»»

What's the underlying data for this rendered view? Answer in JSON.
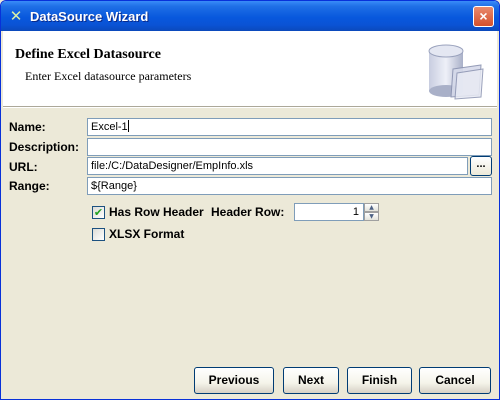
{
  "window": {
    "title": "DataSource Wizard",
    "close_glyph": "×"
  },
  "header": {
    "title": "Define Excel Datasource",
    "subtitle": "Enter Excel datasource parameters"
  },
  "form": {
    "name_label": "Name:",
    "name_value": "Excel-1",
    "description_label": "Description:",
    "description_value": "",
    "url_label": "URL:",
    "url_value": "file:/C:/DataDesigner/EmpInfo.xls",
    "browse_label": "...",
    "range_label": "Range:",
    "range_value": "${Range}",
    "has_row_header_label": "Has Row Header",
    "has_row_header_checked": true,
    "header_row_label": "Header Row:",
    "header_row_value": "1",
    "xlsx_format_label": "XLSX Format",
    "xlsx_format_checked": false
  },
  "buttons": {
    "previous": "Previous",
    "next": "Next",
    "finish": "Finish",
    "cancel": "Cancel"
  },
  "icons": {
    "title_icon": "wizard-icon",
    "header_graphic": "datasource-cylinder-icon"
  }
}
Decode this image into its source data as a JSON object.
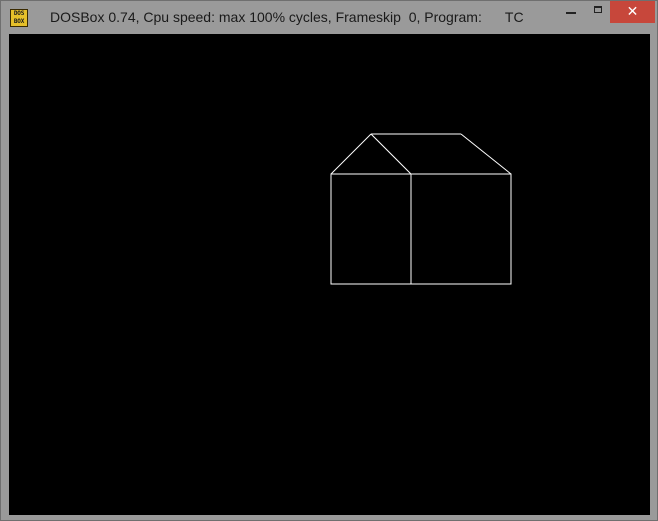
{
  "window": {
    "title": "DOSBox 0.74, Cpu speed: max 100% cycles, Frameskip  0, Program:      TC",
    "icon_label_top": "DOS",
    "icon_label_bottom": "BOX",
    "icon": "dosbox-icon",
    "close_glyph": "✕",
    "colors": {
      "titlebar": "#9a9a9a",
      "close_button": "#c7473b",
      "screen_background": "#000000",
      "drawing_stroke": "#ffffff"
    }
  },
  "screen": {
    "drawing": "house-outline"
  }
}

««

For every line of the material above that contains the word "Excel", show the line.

    "title": "Define Excel Datasource",
    "subtitle": "Enter Excel datasource parameters"
    "name_value": "Excel-1",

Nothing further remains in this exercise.